Number three, reputation. If you spend thousands of dollars hiring an attorney, you want to do your due diligence and research that attorney’s reputation online. If you go onto the State Bar of California website for lawyers, which is www.calbar.ca.gov, you will see that attorney’s profile and how long they’ve been in practice. You can also find out if there have been any complaints against that attorney by prior clients. There’s also peer-reviewed websites like Avvo, customer reviews on Yelp and Google, and even Better Business Bureau to consider the person’s reputation.

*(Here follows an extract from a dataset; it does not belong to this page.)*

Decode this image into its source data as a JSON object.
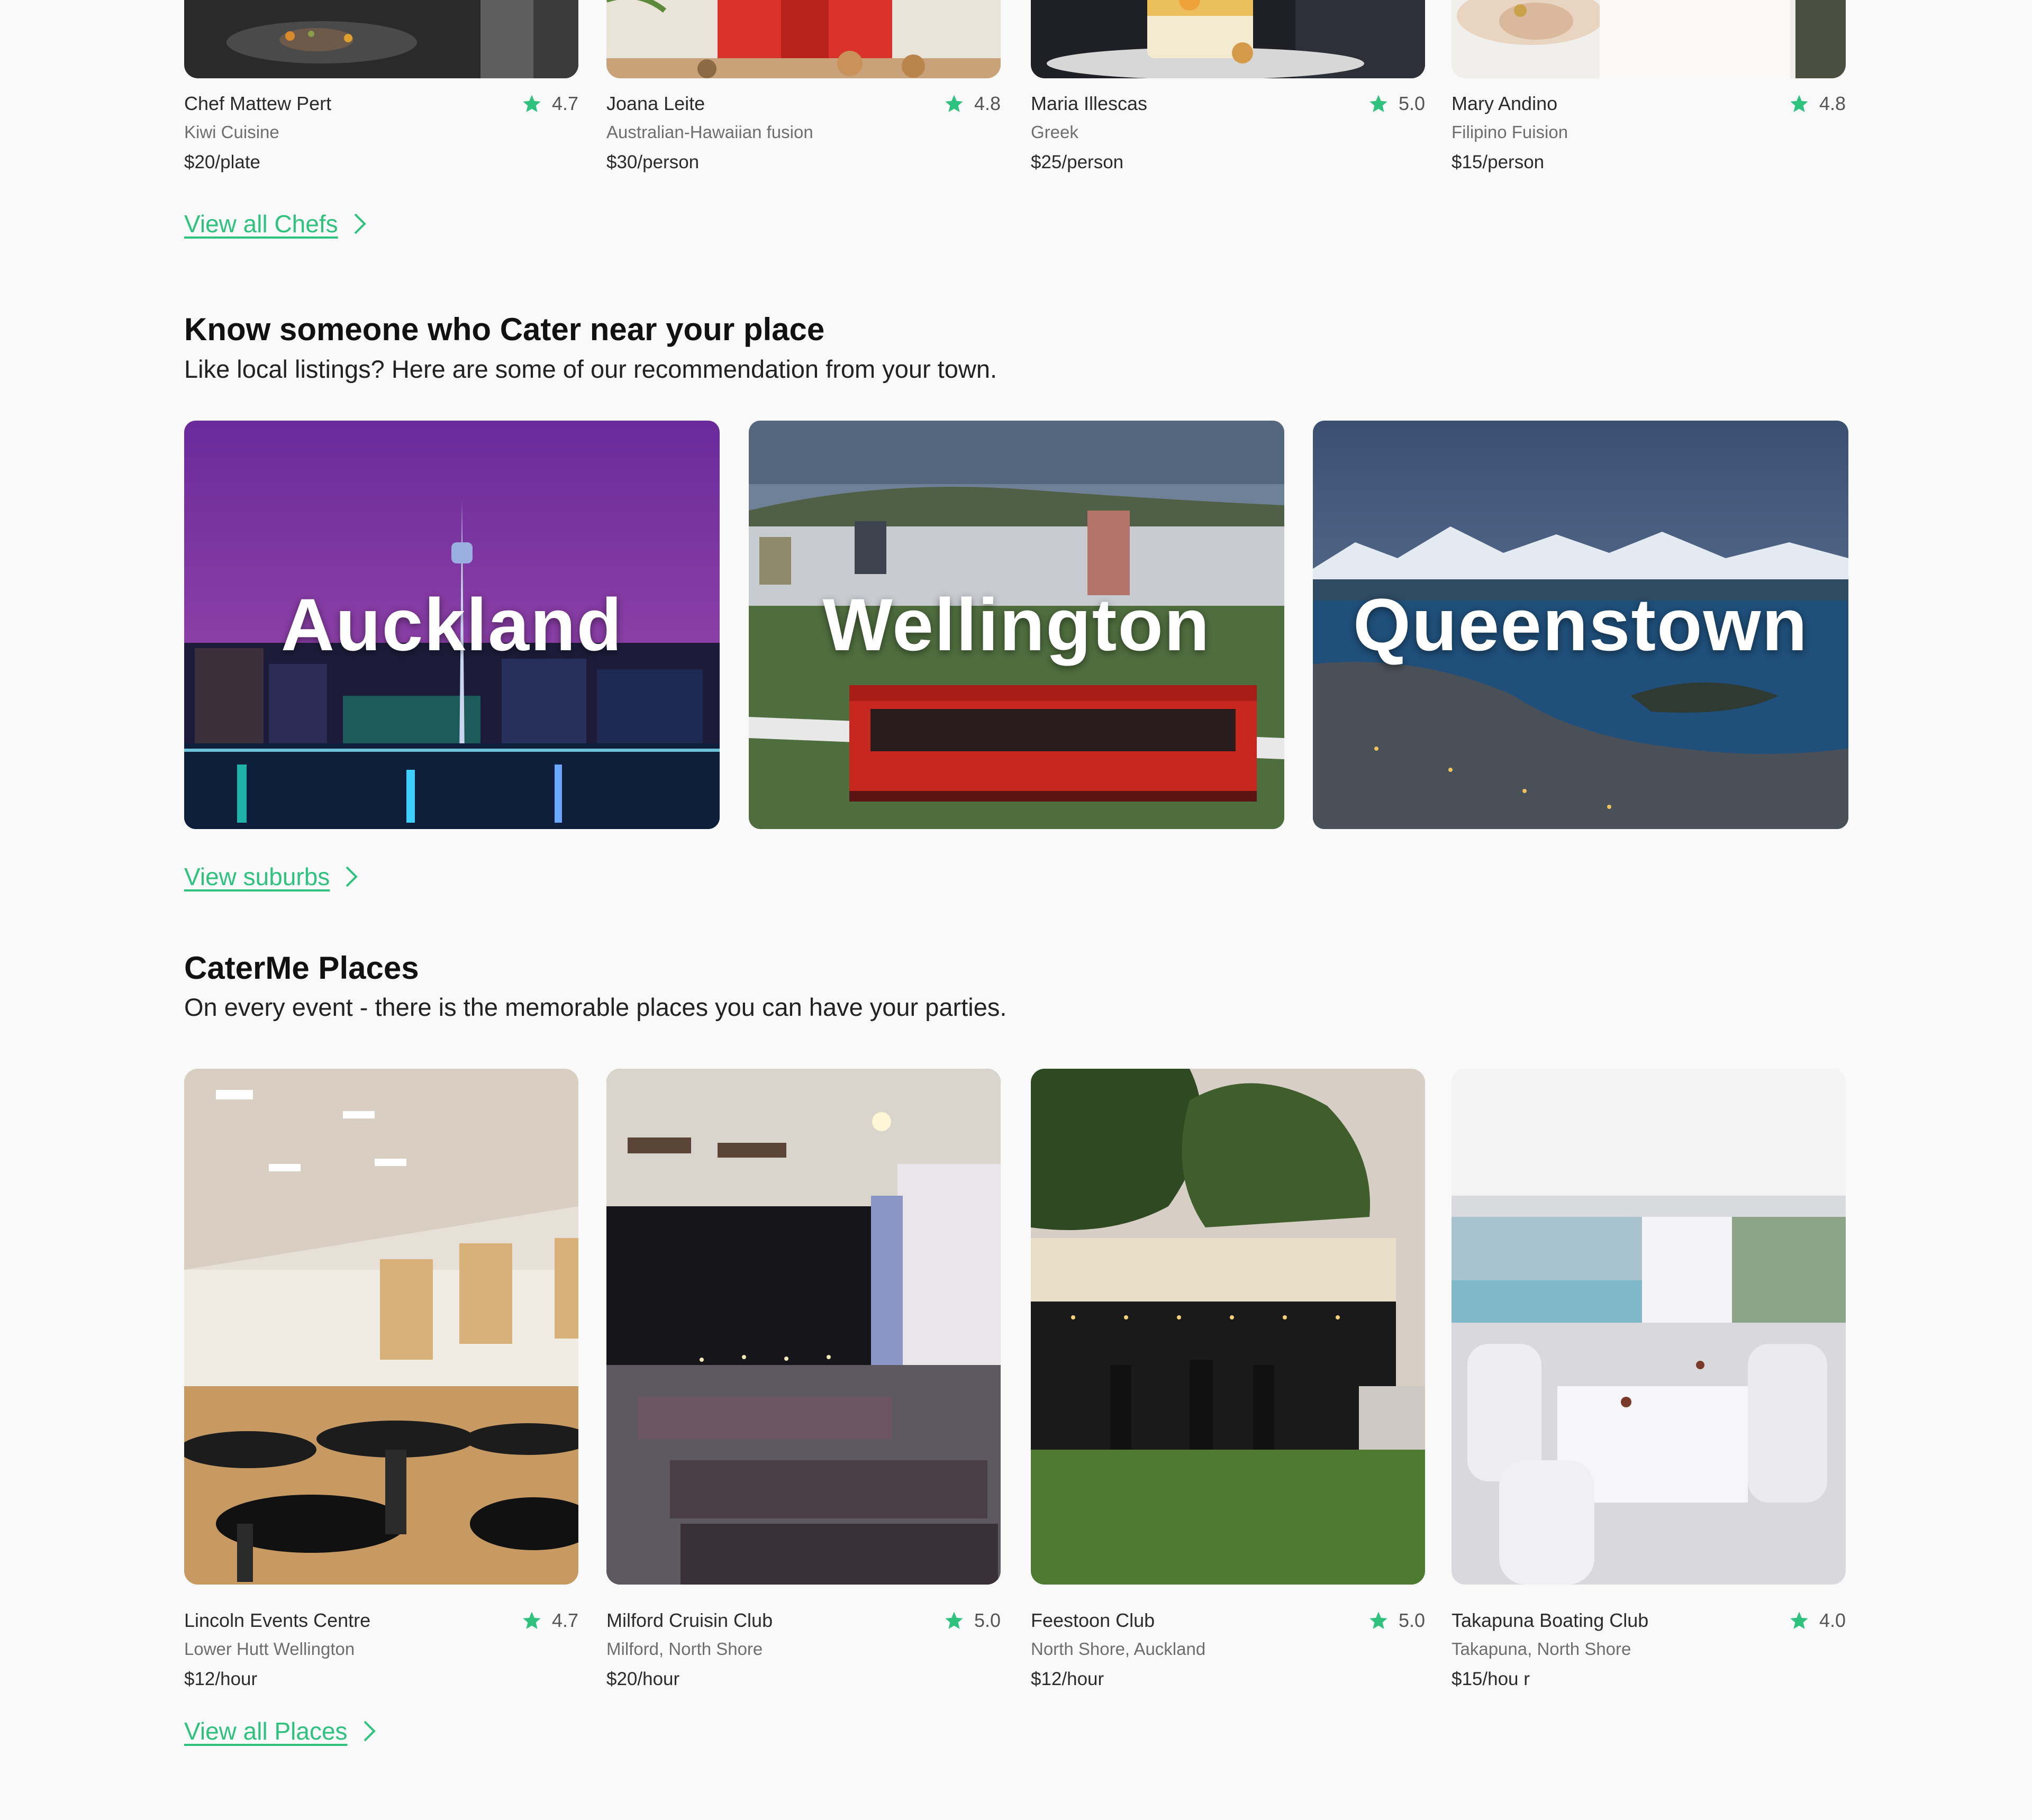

Number four, cost. Legal services vary based on experience, the nature of the charges you’re facing, the complexity of the case, where your case was filed, the length of case, whether it’s a case you want to take to trial, which can be a very expensive and lengthy process, whether you’ll have to hire an investigators or expert witnesses. Please don’t make the mistake of hiring an attorney without asking what the total cost will be. While attorneys cannot predict a specific number, most experienced attorneys can give you a range, based on whether or not the case resolves in negotiations and settlements or if the case goes to trial. Ask the attorneys you interview, what the total cost will be for their services, for any court fees, or for any other costs associated with your case. Have them put it in writing and make sure you understand what you’re signing.
Number five, personality and compatibility. Hiring an attorney is like hiring any professional service. You may have a competent professional who can handle your case, but your personalities just don’t click. Which will make the process harder because of compatibility. Maybe you don’t feel heard, maybe you don’t feel communicated with, or maybe your gut just tells you that the person isn’t the best fit. I once hired an accountant who did an okay job but also had the tendency of belittling me. I also remember working with the doctor who a specialist in his field, but was, and he was insensitive and crass. Each person has their own preferences and needs.
Perhaps you want an attorney who over-communicates with you every step of the way. Or maybe your don’t want any communication at all except for when the job gets done. If you gut feeling tells you that the attorney may not be a good fit, you’re probably right. And if your gut tells you that you may have found the right person to hire, assuming time permits, sleep on it. The bottom line is that you want a make a decision in hiring the right attorney based on logic and reason, not fear and emotion, which can easily be done if you’re under the stress of dealing with a criminal case.
Right out a list and ask yourself these five questions. Number one, does the attorney have experience in the court where my case is filed? Number two, do they specialize in the type of case that I am facing? Number three, do they have a good reputation and did I confirm that based on my research? Number four, has this attorney explained the cost and fees associated with my case? And number five, what is my guy instinct about this attorney? If you ask yourself these questions when looking to hire an attorney, you’ve closer to finding the right person to help defend your case. At Lamano Law Office, our goal is to keep you informed. Please contract us if you have any questions and thanks for listening.